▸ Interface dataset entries
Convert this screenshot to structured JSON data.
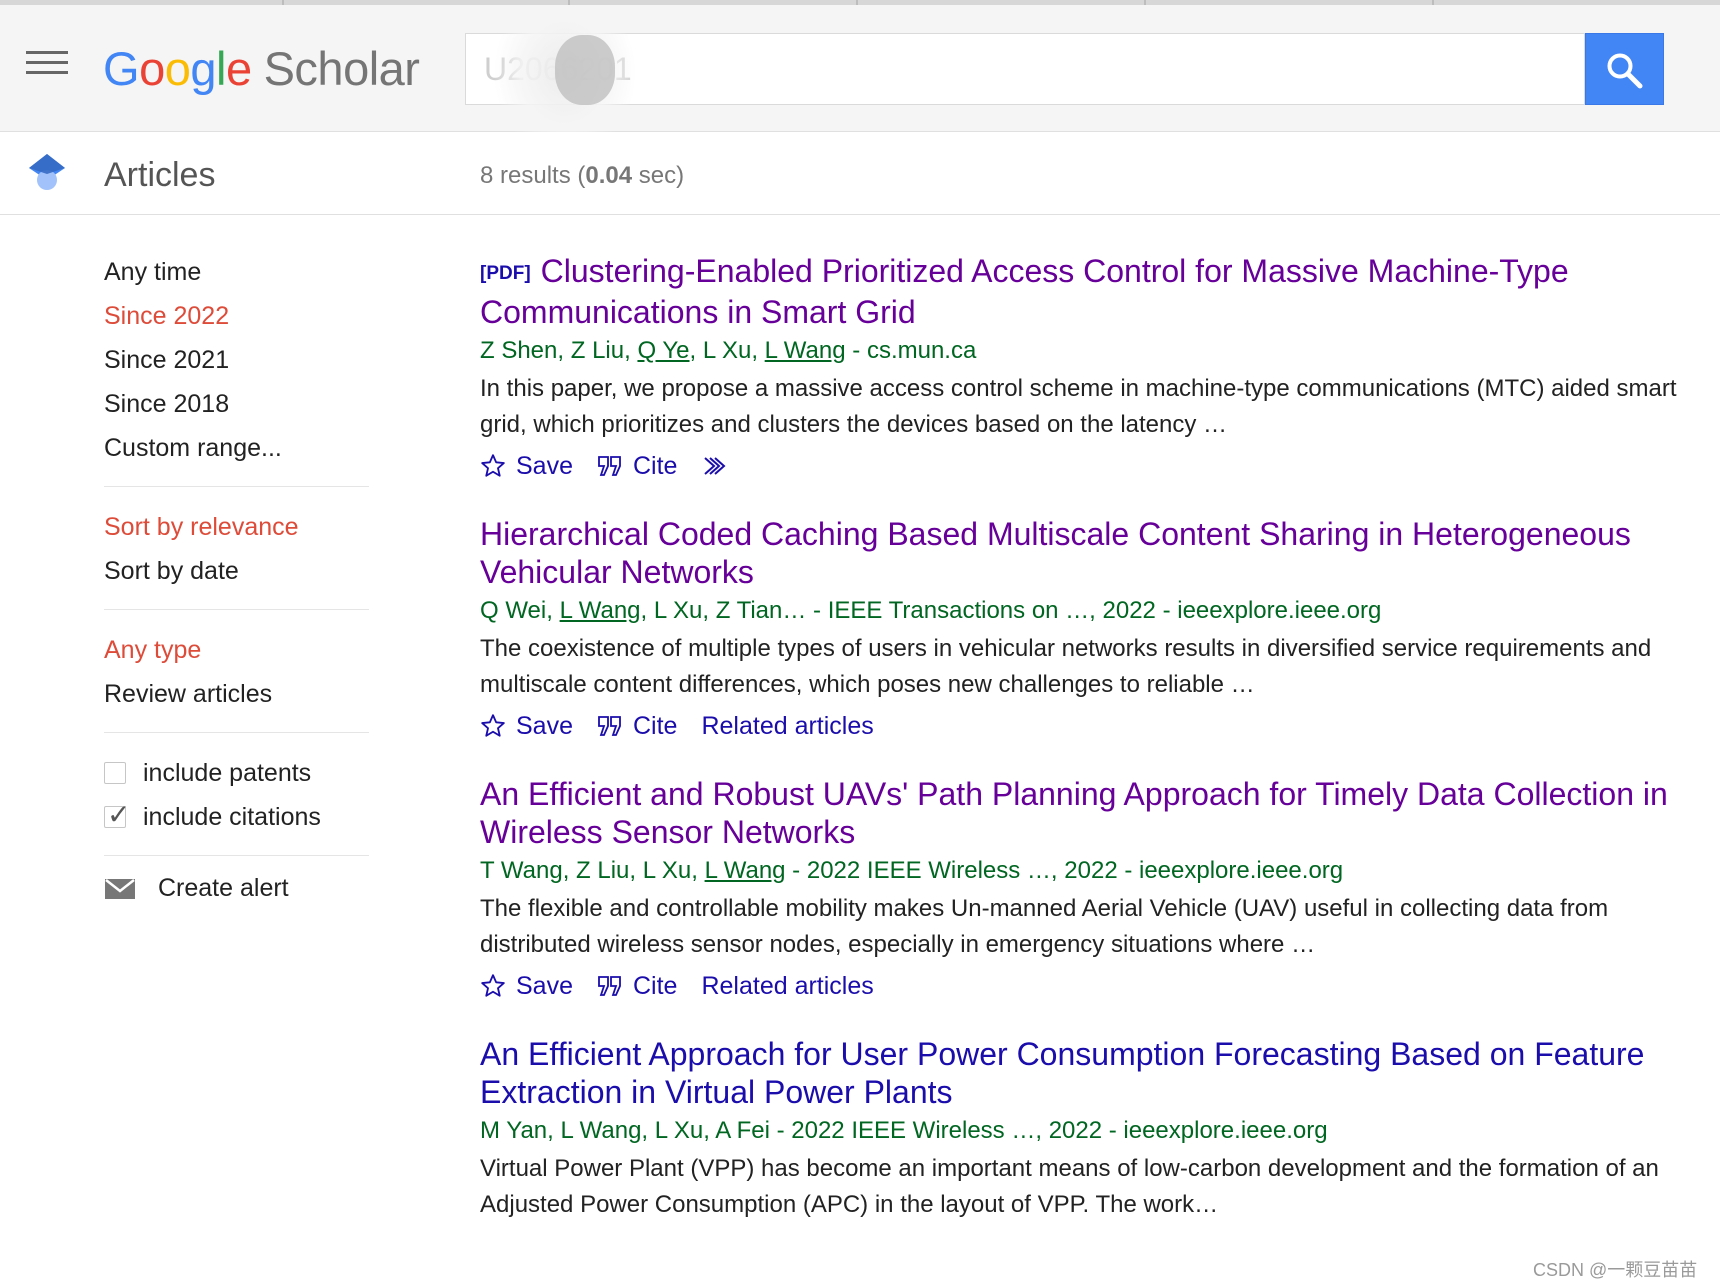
{
  "header": {
    "logo": {
      "G": "G",
      "o1": "o",
      "o2": "o",
      "g": "g",
      "l": "l",
      "e": "e",
      "rest": "Scholar"
    },
    "search_value": "U2066201"
  },
  "subbar": {
    "title": "Articles",
    "stats": {
      "count": "8 results",
      "open": " (",
      "time": "0.04",
      "close": " sec)"
    }
  },
  "sidebar": {
    "time_filters": [
      "Any time",
      "Since 2022",
      "Since 2021",
      "Since 2018",
      "Custom range..."
    ],
    "sort": [
      "Sort by relevance",
      "Sort by date"
    ],
    "types": [
      "Any type",
      "Review articles"
    ],
    "include_patents": "include patents",
    "include_citations": "include citations",
    "create_alert": "Create alert"
  },
  "results": [
    {
      "pdf_tag": "[PDF]",
      "title": "Clustering-Enabled Prioritized Access Control for Massive Machine-Type Communications in Smart Grid",
      "authors": {
        "a1": "Z Shen",
        "a2": "Z Liu",
        "a3": "Q Ye",
        "a4": "L Xu",
        "a5": "L Wang",
        "tail": "cs.mun.ca"
      },
      "snippet": "In this paper, we propose a massive access control scheme in machine-type communications (MTC) aided smart grid, which prioritizes and clusters the devices based on the latency …",
      "save": "Save",
      "cite": "Cite"
    },
    {
      "title": "Hierarchical Coded Caching Based Multiscale Content Sharing in Heterogeneous Vehicular Networks",
      "authors": {
        "a1": "Q Wei",
        "a2": "L Wang",
        "a3": "L Xu",
        "a4": "Z Tian…",
        "tail": "IEEE Transactions on …, 2022 - ieeexplore.ieee.org"
      },
      "snippet": "The coexistence of multiple types of users in vehicular networks results in diversified service requirements and multiscale content differences, which poses new challenges to reliable …",
      "save": "Save",
      "cite": "Cite",
      "related": "Related articles"
    },
    {
      "title": "An Efficient and Robust UAVs' Path Planning Approach for Timely Data Collection in Wireless Sensor Networks",
      "authors": {
        "a1": "T Wang",
        "a2": "Z Liu",
        "a3": "L Xu",
        "a4": "L Wang",
        "tail": "2022 IEEE Wireless …, 2022 - ieeexplore.ieee.org"
      },
      "snippet": "The flexible and controllable mobility makes Un-manned Aerial Vehicle (UAV) useful in collecting data from distributed wireless sensor nodes, especially in emergency situations where …",
      "save": "Save",
      "cite": "Cite",
      "related": "Related articles"
    },
    {
      "title": "An Efficient Approach for User Power Consumption Forecasting Based on Feature Extraction in Virtual Power Plants",
      "authors": "M Yan, L Wang, L Xu, A Fei - 2022 IEEE Wireless …, 2022 - ieeexplore.ieee.org",
      "snippet": "Virtual Power Plant (VPP) has become an important means of low-carbon development and the formation of an Adjusted Power Consumption (APC) in the layout of VPP. The work…"
    }
  ],
  "watermark": "CSDN @一颗豆苗苗"
}
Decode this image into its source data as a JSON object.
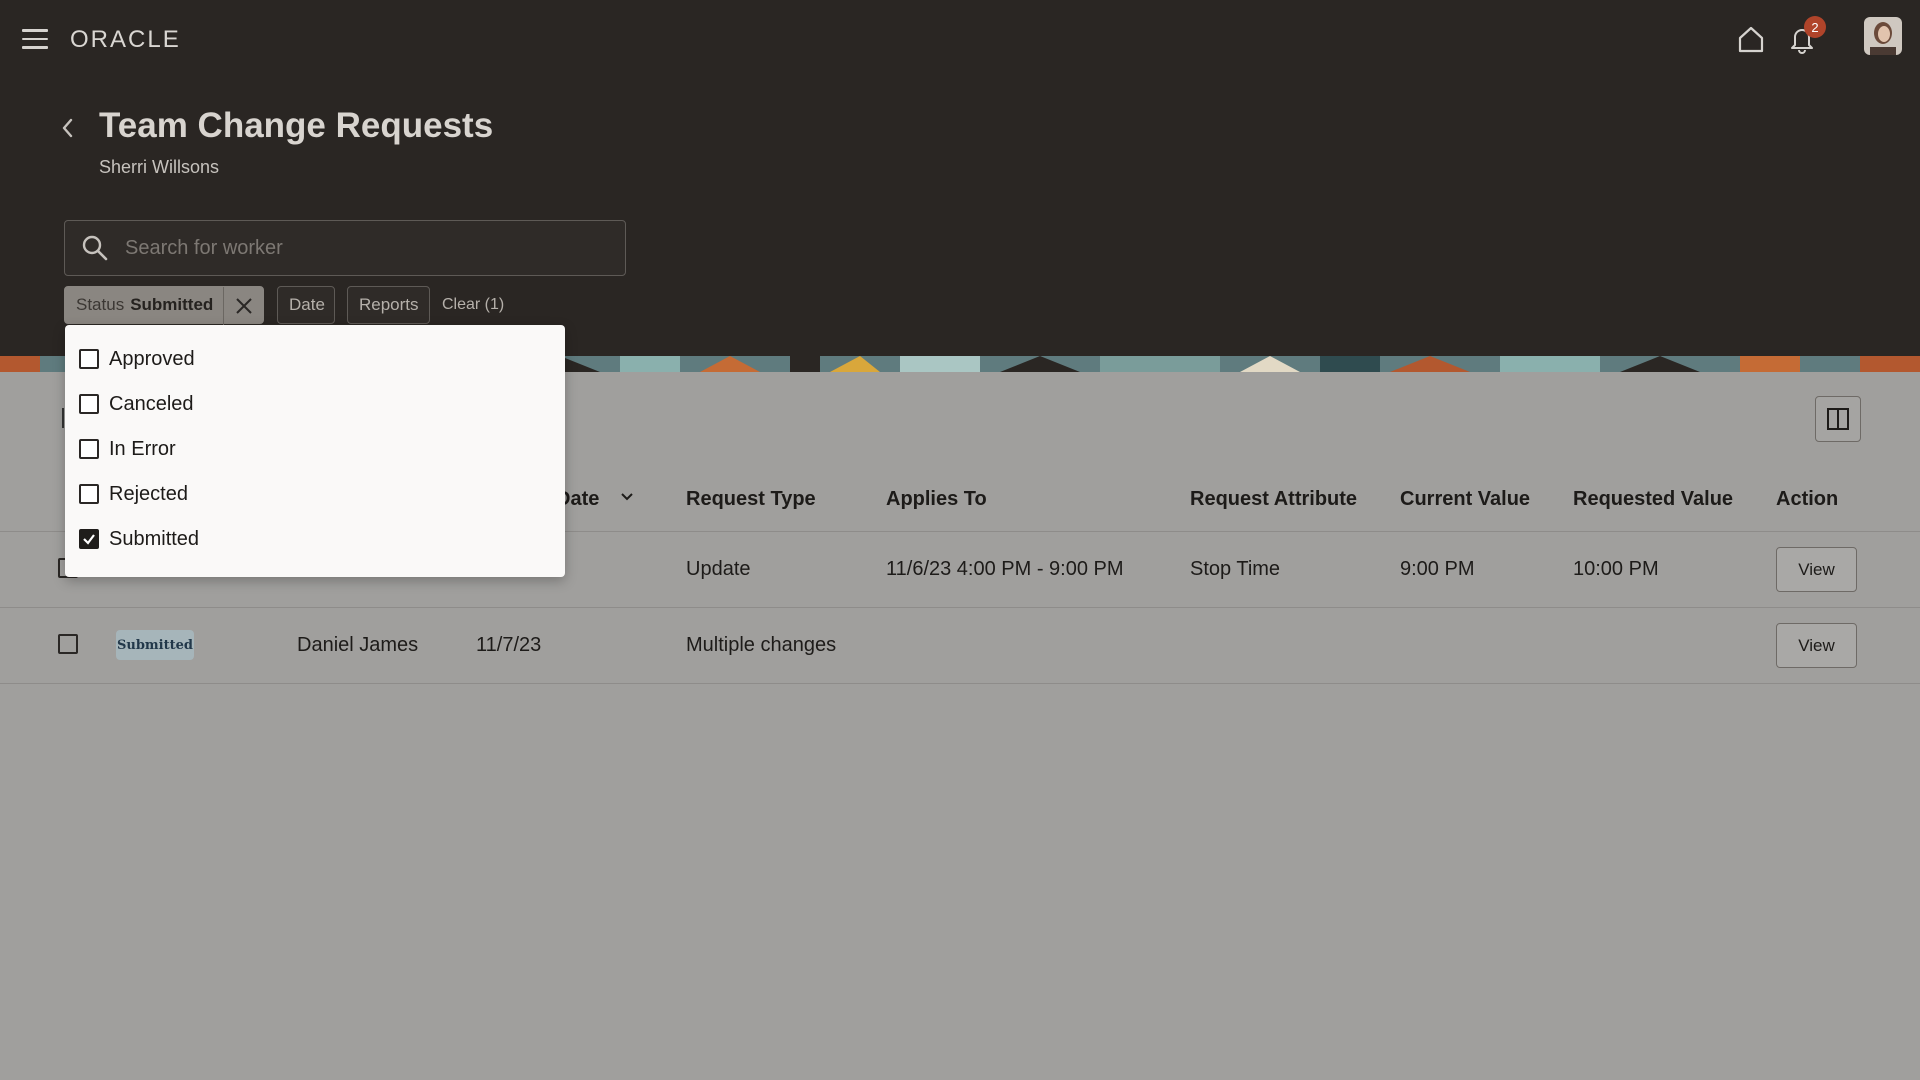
{
  "header": {
    "logo": "ORACLE",
    "notification_count": "2",
    "title": "Team Change Requests",
    "subtitle": "Sherri Willsons"
  },
  "search": {
    "placeholder": "Search for worker",
    "value": ""
  },
  "filters": {
    "status_label": "Status",
    "status_value": "Submitted",
    "date_label": "Date",
    "reports_label": "Reports",
    "clear_label": "Clear (1)"
  },
  "dropdown": {
    "options": [
      {
        "label": "Approved",
        "checked": false
      },
      {
        "label": "Canceled",
        "checked": false
      },
      {
        "label": "In Error",
        "checked": false
      },
      {
        "label": "Rejected",
        "checked": false
      },
      {
        "label": "Submitted",
        "checked": true
      }
    ]
  },
  "table": {
    "columns": {
      "date_partial": "Date",
      "request_type": "Request Type",
      "applies_to": "Applies To",
      "request_attribute": "Request Attribute",
      "current_value": "Current Value",
      "requested_value": "Requested Value",
      "action": "Action"
    },
    "rows": [
      {
        "request_type": "Update",
        "applies_to": "11/6/23 4:00 PM - 9:00 PM",
        "request_attribute": "Stop Time",
        "current_value": "9:00 PM",
        "requested_value": "10:00 PM",
        "action": "View"
      },
      {
        "status": "Submitted",
        "worker": "Daniel James",
        "date": "11/7/23",
        "request_type": "Multiple changes",
        "applies_to": "",
        "request_attribute": "",
        "current_value": "",
        "requested_value": "",
        "action": "View"
      }
    ]
  },
  "colors": {
    "header_bg": "#2a2623",
    "content_bg": "#a09f9d",
    "badge_bg": "#b0442a",
    "status_badge_bg": "#a6b5ba"
  }
}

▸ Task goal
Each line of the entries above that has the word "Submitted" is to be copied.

▸ Final answer
    "status_value": "Submitted",
        "label": "Submitted",
        "status": "Submitted",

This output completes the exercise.